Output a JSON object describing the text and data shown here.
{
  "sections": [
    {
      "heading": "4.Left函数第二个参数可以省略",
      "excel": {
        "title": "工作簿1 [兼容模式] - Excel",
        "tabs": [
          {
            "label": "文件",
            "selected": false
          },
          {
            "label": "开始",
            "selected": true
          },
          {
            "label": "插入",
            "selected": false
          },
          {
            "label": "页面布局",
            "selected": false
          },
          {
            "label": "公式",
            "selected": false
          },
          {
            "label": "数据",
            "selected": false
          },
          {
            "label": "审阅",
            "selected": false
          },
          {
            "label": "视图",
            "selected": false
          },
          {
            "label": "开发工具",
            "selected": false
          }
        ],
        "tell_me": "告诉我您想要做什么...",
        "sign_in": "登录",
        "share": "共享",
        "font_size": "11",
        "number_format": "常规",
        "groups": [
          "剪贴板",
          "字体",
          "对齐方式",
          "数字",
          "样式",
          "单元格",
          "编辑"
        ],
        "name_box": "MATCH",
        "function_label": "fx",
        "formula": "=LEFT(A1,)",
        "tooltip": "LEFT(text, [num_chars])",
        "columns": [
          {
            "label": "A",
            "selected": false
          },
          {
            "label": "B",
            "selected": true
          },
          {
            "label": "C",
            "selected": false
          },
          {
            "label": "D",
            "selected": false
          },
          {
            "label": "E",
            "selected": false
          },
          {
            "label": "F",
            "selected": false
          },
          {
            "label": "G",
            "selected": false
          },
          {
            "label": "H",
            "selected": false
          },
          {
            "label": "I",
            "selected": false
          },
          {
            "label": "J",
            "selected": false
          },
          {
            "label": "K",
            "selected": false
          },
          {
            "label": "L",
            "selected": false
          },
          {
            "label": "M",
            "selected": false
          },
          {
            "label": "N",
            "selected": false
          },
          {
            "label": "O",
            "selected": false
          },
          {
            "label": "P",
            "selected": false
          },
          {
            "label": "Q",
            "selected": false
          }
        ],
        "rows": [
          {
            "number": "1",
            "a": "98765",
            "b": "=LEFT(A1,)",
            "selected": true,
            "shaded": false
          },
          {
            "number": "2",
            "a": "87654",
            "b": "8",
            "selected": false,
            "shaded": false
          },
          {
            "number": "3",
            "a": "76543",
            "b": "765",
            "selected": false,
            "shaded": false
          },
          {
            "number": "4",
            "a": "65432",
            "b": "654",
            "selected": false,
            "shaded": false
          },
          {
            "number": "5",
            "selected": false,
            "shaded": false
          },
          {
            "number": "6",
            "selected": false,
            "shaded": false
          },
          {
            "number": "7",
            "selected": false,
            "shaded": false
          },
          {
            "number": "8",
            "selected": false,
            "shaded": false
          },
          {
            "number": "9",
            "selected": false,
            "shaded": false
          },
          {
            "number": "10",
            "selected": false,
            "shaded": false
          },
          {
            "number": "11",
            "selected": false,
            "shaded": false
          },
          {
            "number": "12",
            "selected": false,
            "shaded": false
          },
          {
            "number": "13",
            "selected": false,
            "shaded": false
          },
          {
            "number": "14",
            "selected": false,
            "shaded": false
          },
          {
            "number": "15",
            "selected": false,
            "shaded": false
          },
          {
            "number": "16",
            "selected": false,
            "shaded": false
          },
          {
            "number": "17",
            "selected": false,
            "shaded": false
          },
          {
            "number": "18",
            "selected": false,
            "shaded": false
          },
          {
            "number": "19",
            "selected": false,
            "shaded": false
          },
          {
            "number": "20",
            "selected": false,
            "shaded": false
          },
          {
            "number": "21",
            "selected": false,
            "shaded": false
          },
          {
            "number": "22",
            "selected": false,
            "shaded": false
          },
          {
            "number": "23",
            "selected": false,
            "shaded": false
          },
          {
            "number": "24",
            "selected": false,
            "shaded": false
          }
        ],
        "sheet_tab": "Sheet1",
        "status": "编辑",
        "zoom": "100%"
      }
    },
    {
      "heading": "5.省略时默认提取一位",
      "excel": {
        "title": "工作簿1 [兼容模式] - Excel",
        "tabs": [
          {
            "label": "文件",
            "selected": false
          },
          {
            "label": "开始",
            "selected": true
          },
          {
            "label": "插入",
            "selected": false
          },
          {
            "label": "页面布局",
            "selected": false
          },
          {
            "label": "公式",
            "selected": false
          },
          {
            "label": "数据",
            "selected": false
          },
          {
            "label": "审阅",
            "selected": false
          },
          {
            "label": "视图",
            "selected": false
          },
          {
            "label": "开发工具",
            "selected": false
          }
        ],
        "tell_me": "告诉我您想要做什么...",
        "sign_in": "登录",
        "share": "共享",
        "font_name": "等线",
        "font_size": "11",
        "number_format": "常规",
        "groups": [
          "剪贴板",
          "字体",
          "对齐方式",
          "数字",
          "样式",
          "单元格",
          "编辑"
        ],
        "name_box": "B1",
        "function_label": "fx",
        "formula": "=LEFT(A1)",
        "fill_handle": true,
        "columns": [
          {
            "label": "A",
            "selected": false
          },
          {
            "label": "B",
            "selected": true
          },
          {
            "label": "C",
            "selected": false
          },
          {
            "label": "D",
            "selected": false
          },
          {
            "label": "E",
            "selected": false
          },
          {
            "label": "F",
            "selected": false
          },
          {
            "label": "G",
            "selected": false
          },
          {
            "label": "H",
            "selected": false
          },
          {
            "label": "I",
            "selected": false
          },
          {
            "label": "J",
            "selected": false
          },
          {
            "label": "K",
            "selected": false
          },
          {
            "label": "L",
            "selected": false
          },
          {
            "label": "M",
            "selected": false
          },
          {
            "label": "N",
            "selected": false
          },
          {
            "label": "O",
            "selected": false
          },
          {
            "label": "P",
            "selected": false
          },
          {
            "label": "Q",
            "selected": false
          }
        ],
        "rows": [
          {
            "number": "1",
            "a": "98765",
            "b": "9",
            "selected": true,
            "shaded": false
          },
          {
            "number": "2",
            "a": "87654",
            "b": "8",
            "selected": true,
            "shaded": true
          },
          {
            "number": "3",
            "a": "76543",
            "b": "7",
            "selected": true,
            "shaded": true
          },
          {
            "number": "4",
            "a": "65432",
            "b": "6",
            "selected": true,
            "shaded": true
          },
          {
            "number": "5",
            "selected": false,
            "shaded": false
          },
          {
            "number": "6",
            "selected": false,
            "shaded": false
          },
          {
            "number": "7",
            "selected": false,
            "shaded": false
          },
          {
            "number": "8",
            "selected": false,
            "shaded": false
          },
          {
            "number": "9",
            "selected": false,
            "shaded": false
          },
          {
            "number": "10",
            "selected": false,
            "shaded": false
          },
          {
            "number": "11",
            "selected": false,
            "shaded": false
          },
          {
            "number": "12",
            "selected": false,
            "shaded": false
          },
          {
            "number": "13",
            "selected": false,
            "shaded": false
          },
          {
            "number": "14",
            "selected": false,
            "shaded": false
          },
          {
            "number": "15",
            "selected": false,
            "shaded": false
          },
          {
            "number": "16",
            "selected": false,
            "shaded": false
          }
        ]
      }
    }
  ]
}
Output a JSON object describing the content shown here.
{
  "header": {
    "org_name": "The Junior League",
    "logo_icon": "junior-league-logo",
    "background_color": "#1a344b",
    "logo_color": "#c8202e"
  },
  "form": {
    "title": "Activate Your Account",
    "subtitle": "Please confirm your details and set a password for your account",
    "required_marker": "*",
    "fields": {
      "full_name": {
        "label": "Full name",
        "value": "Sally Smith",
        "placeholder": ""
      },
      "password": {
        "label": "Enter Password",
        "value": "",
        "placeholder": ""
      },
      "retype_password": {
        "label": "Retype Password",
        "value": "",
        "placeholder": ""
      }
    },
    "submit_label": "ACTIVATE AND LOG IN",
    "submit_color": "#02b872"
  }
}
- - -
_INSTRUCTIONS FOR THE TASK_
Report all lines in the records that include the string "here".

_SOLVED EXERCISE_
Output a JSON object describing the text and data shown here.
Output a JSON object describing the content shown here.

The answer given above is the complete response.